interop.word
i’m through with love wikipedia
svelte web component
the stencil library
salesforce lwc component library
stencil wikipedia
using microsoft.office.interop.word
qc.library
microsoft office interop
polymer project github
oneapi github
oneapi spec
office interop
element react
liteelement
microsoft.office.interop.word.application
qc library
react polymer
web components mozilla
html components library
react indeed
component library lwc
react scheduler component
indeed web developer
react cross component communication
polymers template
lit framework
webcomponents github
what is component in salesforce
react web components library
how to close a case in salesforce lightning
salesforce lightning input
what is lightning component in salesforce
github svelte
lightning components salesforce
litelement property
vaadin component
vaadin support
cross-coupling reaction
polymer web development
vaadin select
react salesforce
react phone number input
lightning design system react
polymer processing wikipedia
salesforce profile metadata
oneapi examples
svelte github
vaadin releases
salesforce lightning wiki
lightning component salesforce
react rating component
wc stencil
lightning design system salesforce
vaadin binding
lightning component input
salesforce create lightning component
react portfolio github
salesforce ideas lightning
vaadin image
vaadin vs react
when elements react what are given away
interop digital
portfolio react github
react-phone number-input
redis lock java
react front end developer jobs
svelte ui library
templated polymerization
coax software
lwc if:true expression
lwc project ideas
polymer examples google
lightning component example in salesforce
lightning components
react-admin
built with polymer
react native rating component
salesforce lightning review
“trifecta food”
polymer communications
react focus lock
vaadin review
what are lightning components in salesforce
dynamic polymers
lightning data service lwc example
salesforce lightning web components example
salesforce web components
vaadin logo
what is lwc in salesforce
html spec
if:true lwc
react portfolios
vue element admin
stencil core
vaadin js
vue js life cycle
events in lightning web components
life cycle of lwc
lit javascript framework
lwc lightning-input
vaadin custom component
whatwg logo
app teamleader
cross coupling protector
salesforce lightning ideas
four à polymères
svelte ui components
react to web component
salesforce home page components
vaadin mobile app
upload component react
vue component communication
lwc component
nextjs children
oneapi
render in salesforce lightning component
life cycle vue
nextjs port env
react-admin nextjs
build a portfolio website with react
component react
how to create fields in salesforce lightning
salesforce lightning apps
salesforce lightning design
stencil svelte
hire salesforce lightning developers
vue child components
vue image upload component
how to create email templates in salesforce lightning
indexing in salesforce
salesforce lightning icons
stencil components
stencil render
polymer’s
Rate this post
Admin
Admin
Content writer

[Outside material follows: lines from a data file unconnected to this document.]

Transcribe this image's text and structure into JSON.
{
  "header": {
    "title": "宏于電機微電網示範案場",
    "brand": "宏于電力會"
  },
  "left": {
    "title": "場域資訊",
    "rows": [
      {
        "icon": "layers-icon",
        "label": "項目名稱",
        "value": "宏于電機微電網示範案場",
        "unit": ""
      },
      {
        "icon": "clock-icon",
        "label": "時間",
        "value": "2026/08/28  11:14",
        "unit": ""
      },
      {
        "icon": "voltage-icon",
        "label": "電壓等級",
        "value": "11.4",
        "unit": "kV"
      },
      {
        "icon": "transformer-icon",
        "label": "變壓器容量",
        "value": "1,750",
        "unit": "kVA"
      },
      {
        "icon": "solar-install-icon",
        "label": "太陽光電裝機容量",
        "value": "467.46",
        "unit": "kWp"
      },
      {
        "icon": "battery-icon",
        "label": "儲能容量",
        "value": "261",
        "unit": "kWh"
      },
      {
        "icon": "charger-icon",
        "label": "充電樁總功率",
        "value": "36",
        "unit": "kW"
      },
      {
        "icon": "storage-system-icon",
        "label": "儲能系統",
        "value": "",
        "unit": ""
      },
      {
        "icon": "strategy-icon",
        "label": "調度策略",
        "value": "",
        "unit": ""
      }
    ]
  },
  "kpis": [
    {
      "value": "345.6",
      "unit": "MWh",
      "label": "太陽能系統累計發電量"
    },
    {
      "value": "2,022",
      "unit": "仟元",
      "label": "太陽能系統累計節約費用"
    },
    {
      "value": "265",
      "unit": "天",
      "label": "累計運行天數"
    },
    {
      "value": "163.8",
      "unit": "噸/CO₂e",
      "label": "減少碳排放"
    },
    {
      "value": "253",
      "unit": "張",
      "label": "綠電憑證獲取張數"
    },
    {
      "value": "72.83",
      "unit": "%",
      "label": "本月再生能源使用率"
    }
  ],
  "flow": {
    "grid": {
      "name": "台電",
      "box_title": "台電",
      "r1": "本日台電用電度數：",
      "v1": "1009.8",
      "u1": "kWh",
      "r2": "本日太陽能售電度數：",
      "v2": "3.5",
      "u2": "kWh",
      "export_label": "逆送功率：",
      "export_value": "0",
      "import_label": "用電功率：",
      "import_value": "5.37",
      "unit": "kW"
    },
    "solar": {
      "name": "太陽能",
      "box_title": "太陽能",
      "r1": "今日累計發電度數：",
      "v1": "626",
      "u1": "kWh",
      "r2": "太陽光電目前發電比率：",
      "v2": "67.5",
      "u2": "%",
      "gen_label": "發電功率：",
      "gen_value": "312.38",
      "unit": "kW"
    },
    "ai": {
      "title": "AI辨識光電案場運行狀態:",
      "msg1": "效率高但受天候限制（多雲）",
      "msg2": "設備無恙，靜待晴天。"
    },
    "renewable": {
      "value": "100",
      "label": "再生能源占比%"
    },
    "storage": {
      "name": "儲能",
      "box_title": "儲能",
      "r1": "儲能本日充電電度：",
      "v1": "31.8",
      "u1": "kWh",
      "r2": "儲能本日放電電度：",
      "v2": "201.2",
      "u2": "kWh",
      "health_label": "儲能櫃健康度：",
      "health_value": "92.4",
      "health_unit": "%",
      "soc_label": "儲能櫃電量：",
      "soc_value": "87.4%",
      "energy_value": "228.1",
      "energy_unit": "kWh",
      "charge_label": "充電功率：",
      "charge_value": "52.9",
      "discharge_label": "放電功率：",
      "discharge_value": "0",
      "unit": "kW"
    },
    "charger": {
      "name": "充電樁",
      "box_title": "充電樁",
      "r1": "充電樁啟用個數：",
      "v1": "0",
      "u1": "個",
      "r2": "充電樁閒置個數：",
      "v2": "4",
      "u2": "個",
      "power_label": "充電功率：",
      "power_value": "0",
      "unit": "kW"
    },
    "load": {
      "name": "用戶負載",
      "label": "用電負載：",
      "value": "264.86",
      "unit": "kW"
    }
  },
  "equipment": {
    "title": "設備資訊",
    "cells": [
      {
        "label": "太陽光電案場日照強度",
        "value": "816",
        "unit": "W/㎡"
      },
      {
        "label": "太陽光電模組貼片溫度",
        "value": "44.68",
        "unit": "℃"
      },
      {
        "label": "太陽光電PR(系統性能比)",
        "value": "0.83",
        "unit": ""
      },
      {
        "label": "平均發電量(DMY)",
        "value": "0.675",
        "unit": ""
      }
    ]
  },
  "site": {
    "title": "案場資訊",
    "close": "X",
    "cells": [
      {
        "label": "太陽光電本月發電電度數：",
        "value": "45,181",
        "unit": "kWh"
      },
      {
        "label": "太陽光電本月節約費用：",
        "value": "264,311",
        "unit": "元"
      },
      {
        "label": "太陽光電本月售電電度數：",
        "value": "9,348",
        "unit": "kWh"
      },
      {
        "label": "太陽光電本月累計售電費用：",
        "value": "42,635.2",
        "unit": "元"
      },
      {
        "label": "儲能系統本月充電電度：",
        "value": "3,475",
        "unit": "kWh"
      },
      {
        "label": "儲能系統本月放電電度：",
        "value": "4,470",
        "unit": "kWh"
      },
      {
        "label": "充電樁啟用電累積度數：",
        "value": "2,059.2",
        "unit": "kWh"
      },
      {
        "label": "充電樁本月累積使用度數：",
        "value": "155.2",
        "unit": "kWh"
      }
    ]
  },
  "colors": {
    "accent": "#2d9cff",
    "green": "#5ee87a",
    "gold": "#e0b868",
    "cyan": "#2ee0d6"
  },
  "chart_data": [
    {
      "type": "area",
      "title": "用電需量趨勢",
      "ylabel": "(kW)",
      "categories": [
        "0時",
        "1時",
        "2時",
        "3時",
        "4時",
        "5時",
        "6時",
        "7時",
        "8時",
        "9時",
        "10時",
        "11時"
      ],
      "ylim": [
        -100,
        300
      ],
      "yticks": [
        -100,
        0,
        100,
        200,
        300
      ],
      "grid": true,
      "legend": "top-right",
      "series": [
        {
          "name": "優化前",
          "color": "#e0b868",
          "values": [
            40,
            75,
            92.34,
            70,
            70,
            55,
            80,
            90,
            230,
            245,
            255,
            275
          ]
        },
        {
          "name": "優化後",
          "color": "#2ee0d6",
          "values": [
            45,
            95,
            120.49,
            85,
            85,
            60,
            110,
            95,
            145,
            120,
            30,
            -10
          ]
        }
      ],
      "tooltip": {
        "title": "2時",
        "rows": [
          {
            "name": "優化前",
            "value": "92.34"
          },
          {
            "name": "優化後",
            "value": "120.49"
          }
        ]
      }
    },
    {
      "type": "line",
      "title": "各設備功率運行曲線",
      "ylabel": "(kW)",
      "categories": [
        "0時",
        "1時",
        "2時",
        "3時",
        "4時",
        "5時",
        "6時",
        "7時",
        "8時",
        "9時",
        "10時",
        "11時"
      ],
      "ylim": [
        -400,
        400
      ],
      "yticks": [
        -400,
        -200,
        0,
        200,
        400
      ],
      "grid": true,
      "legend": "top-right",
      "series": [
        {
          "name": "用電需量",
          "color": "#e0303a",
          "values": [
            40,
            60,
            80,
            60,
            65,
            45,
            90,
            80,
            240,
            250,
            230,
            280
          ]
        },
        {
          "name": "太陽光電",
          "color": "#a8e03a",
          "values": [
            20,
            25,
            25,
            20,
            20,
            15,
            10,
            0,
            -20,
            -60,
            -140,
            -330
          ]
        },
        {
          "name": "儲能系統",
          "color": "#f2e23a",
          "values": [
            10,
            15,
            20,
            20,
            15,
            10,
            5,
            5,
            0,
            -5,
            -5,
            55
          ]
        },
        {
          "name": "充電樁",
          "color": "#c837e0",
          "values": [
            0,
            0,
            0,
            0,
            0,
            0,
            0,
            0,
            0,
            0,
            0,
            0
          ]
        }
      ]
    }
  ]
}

Let’s create the next big thing together!

Coming together is a beginning. Keeping together is progress. Working together is success.

Let’s talk

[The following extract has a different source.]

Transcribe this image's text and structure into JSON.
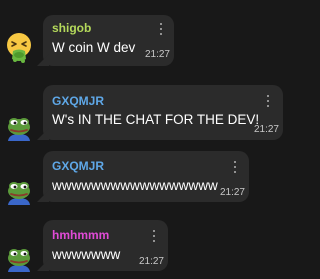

Let’s Create the Next Big Thing Together!

You can reach us anytime via sales@inapps.net

    You need to enter your email to download

      Success. Downloading...